Can you be a fan of a celebrity as well as a journalist at the same time? This question had been haunting me for a while. Journalism ethics says all are equal before you. We are not even supposed to address anyone as sir/madam but Mr./Ms. Every human creature in front of you is either a source or subject.
Leaving apart the ethics, I always end up saying “I’m a huge fan of you. I admire your talents so much”. As soon as the interview with a celebrity is over, I sit before computer fearing if I could do justice as a journalist. I must write impartially. The only people I’m committed to should be common readers. They expect a neutral view from my side.
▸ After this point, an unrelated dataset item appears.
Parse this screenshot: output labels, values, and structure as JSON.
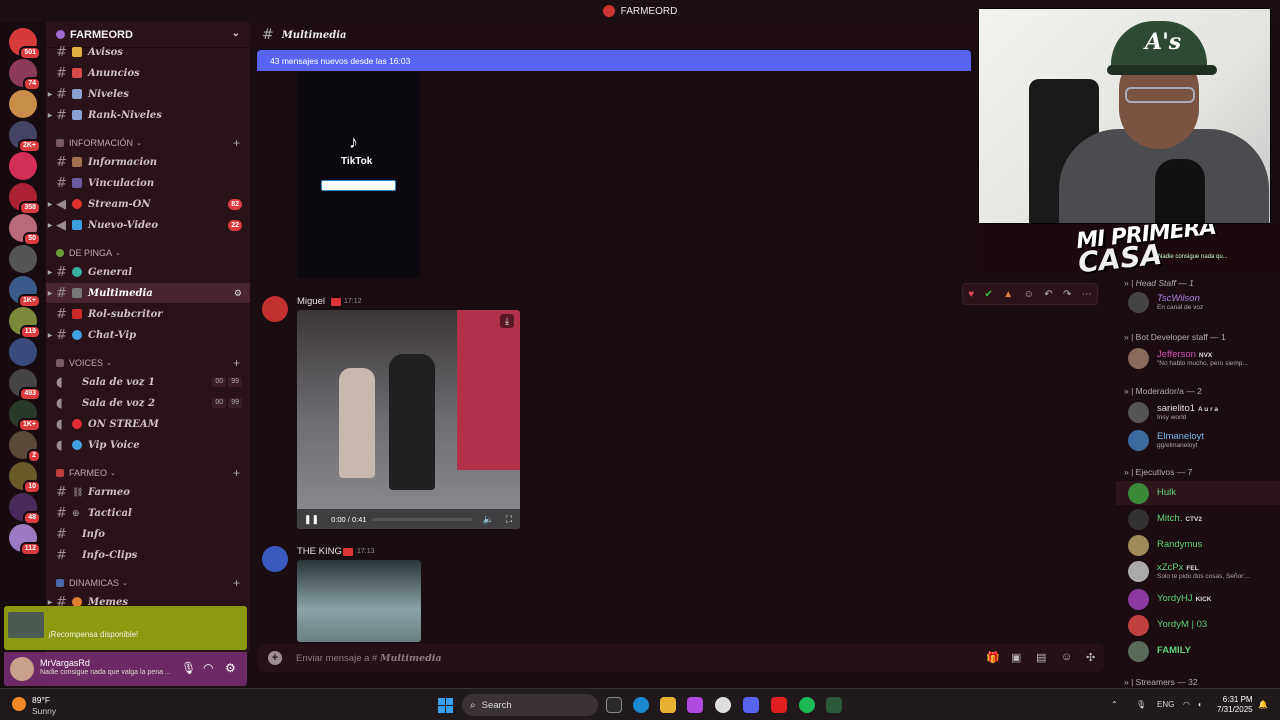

While reporting for Kerala State Youth Festival in January, I happened to meet violin maestro Balabaskar. He was a participant in 1980s. He was memorizing those days. I went straight to him and said, “Balu chetta, njan thankalude valiya oru fan aanu” (Baluji, I’m a great admirer of yours). Just after uttering those words, I was like ‘Oops, again the aficionado in me is out’. I knew every bit of him from his role as a judge of a reality show till the formation of his new band Balaleela.
I’ve always wondered whether other media persons also feel the same. There are reports appearing in news papers regarding royal family at Thiruvananthapuram. Readers would find blind devotion in reports. Members of royal family might be clean or corrupted. But it is the court that gives final verdict. Same is the case of devotional centers and human-gods. Fidelity of writers overpowers actual facts.
At last I’d conclude with a thought that we are also human beings. We do have our own faith that may interpret our thoughts during our work. But I also admit the best journalists are those who’d remain at the middle-of-the-road.